"Based on Figure 13.18, you might think that the reason volatile solvent molecules in a solution are less likely to escape to the gas phase, compared to the pure solvent, is that the solute molecules are physically blocking the solvent molecules from leaving at the surface. This is a common misconception. Design an experiment to test the hypothesis that solute blocking of solvent vaporization is not the reason that solutions have lower vapor pressures than pure solvents."
The explanation (in the main chapter, not as an answer to this question) given in Chemistry: The Central Science (13th Edition) by Brown, LeMay, and Bursten (abbreviated as CTCS) is: "A solution consisting of a volatile liquid solvent and a nonvolatile solute forms spontaneously because of the increase in entropy that accompanies their mixing. In effect, the solvent molecules are stabilized in their liquid state by this process and thus have a lower tendency to escape into the vapor state. Therefore, when a nonvolatile solute is present, the vapor pressure of the solvent is lower than the vapor pressure of the pure solvent, as illustrated in ▲ Figure 13.18."
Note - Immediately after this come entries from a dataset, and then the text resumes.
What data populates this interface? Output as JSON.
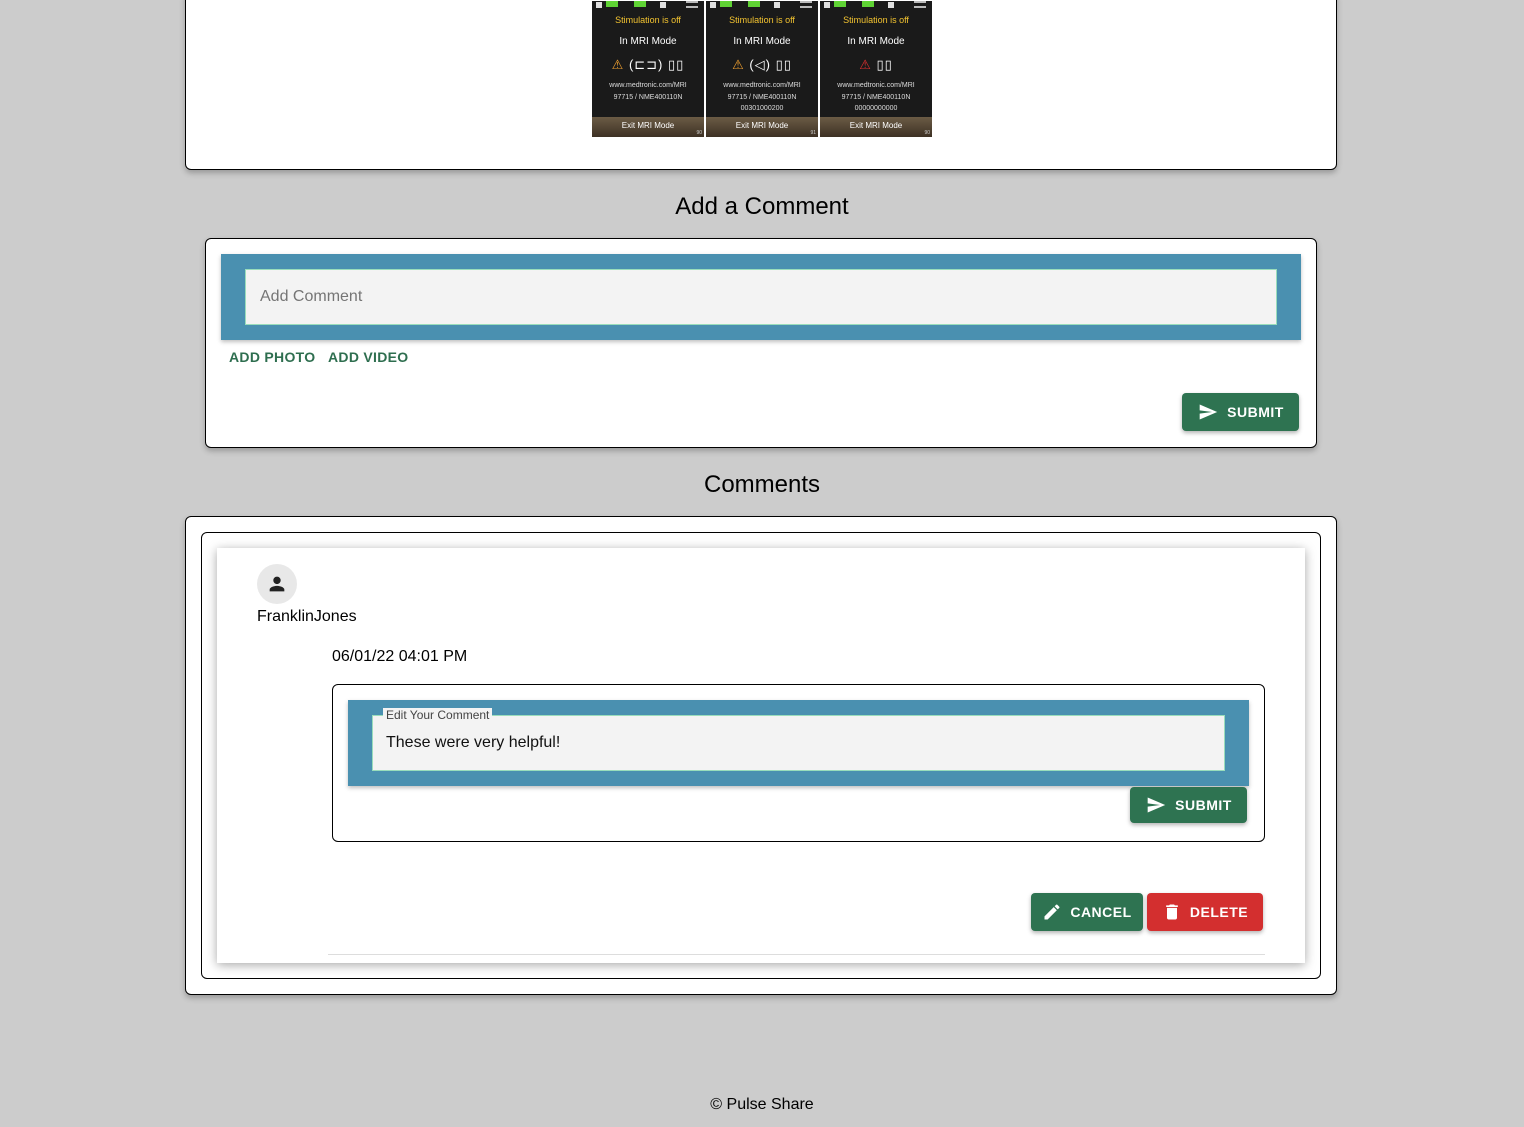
{
  "post": {
    "devices": [
      {
        "status": "Stimulation is off",
        "mode": "In MRI Mode",
        "icons": "⚠ (⊏⊐) 📖",
        "url": "www.medtronic.com/MRI",
        "model": "97715 / NME400110N",
        "serial": "",
        "exit": "Exit MRI Mode",
        "page": "90"
      },
      {
        "status": "Stimulation is off",
        "mode": "In MRI Mode",
        "icons": "⚠ (◁) 📖",
        "url": "www.medtronic.com/MRI",
        "model": "97715 / NME400110N",
        "serial": "00301000200",
        "exit": "Exit MRI Mode",
        "page": "91"
      },
      {
        "status": "Stimulation is off",
        "mode": "In MRI Mode",
        "icons": "⚠ 📖",
        "url": "www.medtronic.com/MRI",
        "model": "97715 / NME400110N",
        "serial": "00000000000",
        "exit": "Exit MRI Mode",
        "page": "90"
      }
    ]
  },
  "add_comment": {
    "title": "Add a Comment",
    "placeholder": "Add Comment",
    "add_photo": "ADD PHOTO",
    "add_video": "ADD VIDEO",
    "submit": "SUBMIT"
  },
  "comments": {
    "title": "Comments",
    "items": [
      {
        "author": "FranklinJones",
        "timestamp": "06/01/22 04:01 PM",
        "edit_label": "Edit Your Comment",
        "text": "These were very helpful!",
        "submit": "SUBMIT",
        "cancel": "CANCEL",
        "delete": "DELETE"
      }
    ]
  },
  "footer": {
    "text": "© Pulse Share"
  },
  "colors": {
    "accent_green": "#2e7351",
    "danger_red": "#d32f2f",
    "teal": "#4a90b0"
  }
}
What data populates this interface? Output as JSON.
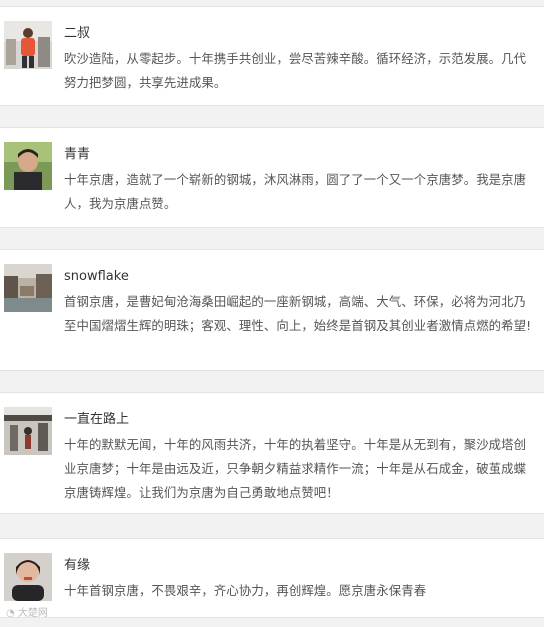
{
  "comments": [
    {
      "name": "二叔",
      "text": "吹沙造陆，从零起步。十年携手共创业，尝尽苦辣辛酸。循环经济，示范发展。几代努力把梦圆，共享先进成果。"
    },
    {
      "name": "青青",
      "text": "十年京唐，造就了一个崭新的钢城，沐风淋雨，圆了了一个又一个京唐梦。我是京唐人，我为京唐点赞。"
    },
    {
      "name": "snowflake",
      "text": "首钢京唐，是曹妃甸沧海桑田崛起的一座新钢城，高端、大气、环保，必将为河北乃至中国熠熠生辉的明珠；客观、理性、向上，始终是首钢及其创业者激情点燃的希望!"
    },
    {
      "name": "一直在路上",
      "text": "十年的默默无闻，十年的风雨共济，十年的执着坚守。十年是从无到有，聚沙成塔创业京唐梦；十年是由远及近，只争朝夕精益求精作一流；十年是从石成金，破茧成蝶京唐铸辉煌。让我们为京唐为自己勇敢地点赞吧！"
    },
    {
      "name": "有缘",
      "text": "十年首钢京唐，不畏艰辛，齐心协力，再创辉煌。愿京唐永保青春"
    }
  ],
  "watermark": "大楚网"
}
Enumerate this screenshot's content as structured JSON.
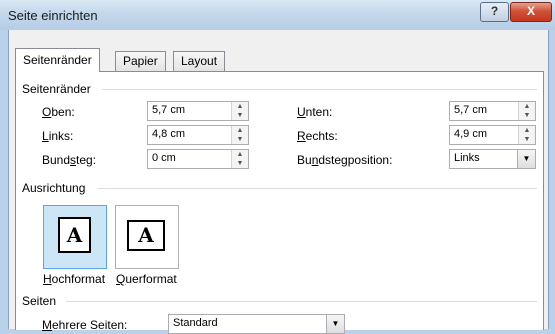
{
  "window": {
    "title": "Seite einrichten",
    "help_label": "?",
    "close_label": "X"
  },
  "tabs": [
    {
      "label": "Seitenränder"
    },
    {
      "label": "Papier"
    },
    {
      "label": "Layout"
    }
  ],
  "margins": {
    "section_title": "Seitenränder",
    "oben": {
      "label_u": "O",
      "label_rest": "ben:",
      "value": "5,7 cm"
    },
    "links": {
      "label_u": "L",
      "label_rest": "inks:",
      "value": "4,8 cm"
    },
    "bundsteg": {
      "label_pre": "Bund",
      "label_u": "s",
      "label_rest": "teg:",
      "value": "0 cm"
    },
    "unten": {
      "label_u": "U",
      "label_rest": "nten:",
      "value": "5,7 cm"
    },
    "rechts": {
      "label_u": "R",
      "label_rest": "echts:",
      "value": "4,9 cm"
    },
    "bundstegposition": {
      "label_pre": "Bu",
      "label_u": "n",
      "label_rest": "dstegposition:",
      "value": "Links"
    }
  },
  "orientation": {
    "section_title": "Ausrichtung",
    "portrait": {
      "glyph": "A",
      "label_u": "H",
      "label_rest": "ochformat"
    },
    "landscape": {
      "glyph": "A",
      "label_u": "Q",
      "label_rest": "uerformat"
    }
  },
  "pages": {
    "section_title": "Seiten",
    "multiple": {
      "label_u": "M",
      "label_rest": "ehrere Seiten:",
      "value": "Standard"
    }
  }
}
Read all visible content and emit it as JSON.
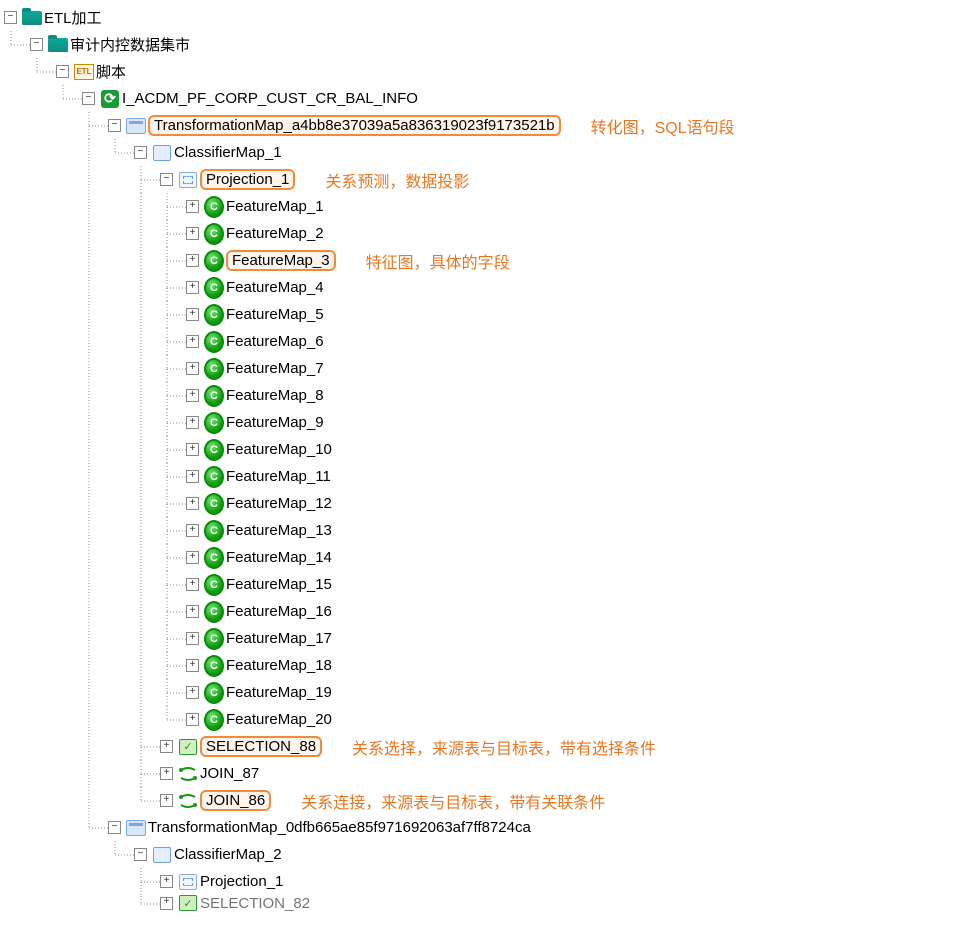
{
  "tree": {
    "root": {
      "label": "ETL加工",
      "children": {
        "dm": {
          "label": "审计内控数据集市",
          "children": {
            "scripts": {
              "label": "脚本",
              "children": {
                "job": {
                  "label": "I_ACDM_PF_CORP_CUST_CR_BAL_INFO",
                  "transformationMaps": [
                    {
                      "label": "TransformationMap_a4bb8e37039a5a836319023f9173521b",
                      "highlight": true,
                      "annotation": "转化图，SQL语句段",
                      "classifiers": [
                        {
                          "label": "ClassifierMap_1",
                          "children": [
                            {
                              "kind": "projection",
                              "label": "Projection_1",
                              "highlight": true,
                              "annotation": "关系预测，数据投影",
                              "features": [
                                "FeatureMap_1",
                                "FeatureMap_2",
                                "FeatureMap_3",
                                "FeatureMap_4",
                                "FeatureMap_5",
                                "FeatureMap_6",
                                "FeatureMap_7",
                                "FeatureMap_8",
                                "FeatureMap_9",
                                "FeatureMap_10",
                                "FeatureMap_11",
                                "FeatureMap_12",
                                "FeatureMap_13",
                                "FeatureMap_14",
                                "FeatureMap_15",
                                "FeatureMap_16",
                                "FeatureMap_17",
                                "FeatureMap_18",
                                "FeatureMap_19",
                                "FeatureMap_20"
                              ],
                              "feature_highlight_index": 2,
                              "feature_annotation": "特征图，具体的字段"
                            },
                            {
                              "kind": "selection",
                              "label": "SELECTION_88",
                              "highlight": true,
                              "annotation": "关系选择，来源表与目标表，带有选择条件"
                            },
                            {
                              "kind": "join",
                              "label": "JOIN_87"
                            },
                            {
                              "kind": "join",
                              "label": "JOIN_86",
                              "highlight": true,
                              "annotation": "关系连接，来源表与目标表，带有关联条件"
                            }
                          ]
                        }
                      ]
                    },
                    {
                      "label": "TransformationMap_0dfb665ae85f971692063af7ff8724ca",
                      "classifiers": [
                        {
                          "label": "ClassifierMap_2",
                          "children": [
                            {
                              "kind": "projection",
                              "label": "Projection_1"
                            },
                            {
                              "kind": "selection",
                              "label": "SELECTION_82",
                              "truncated": true
                            }
                          ]
                        }
                      ]
                    }
                  ]
                }
              }
            }
          }
        }
      }
    }
  }
}
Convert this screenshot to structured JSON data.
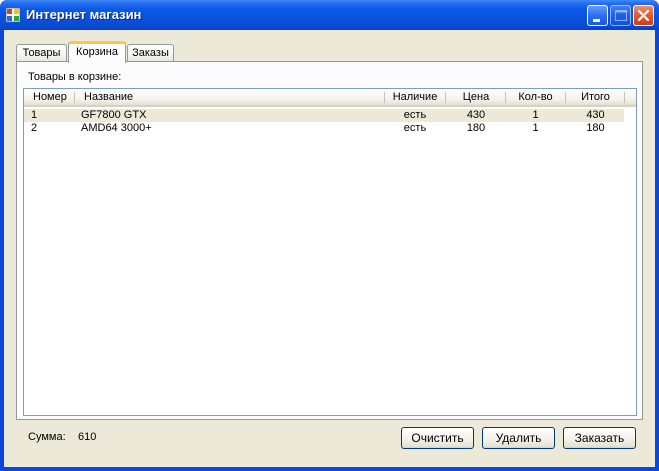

However, this is, I believe, the only textbook which gives this explanation for lowering in vapour pressure on adding a non-volatile solute. The other (reputed) textbooks I've read, like Zumdahl and NCERT Grade XII Chemistry, all give the explanation that CTCS calls a "common misconception". So, which explanation is correct? If possible, please give an experiment also.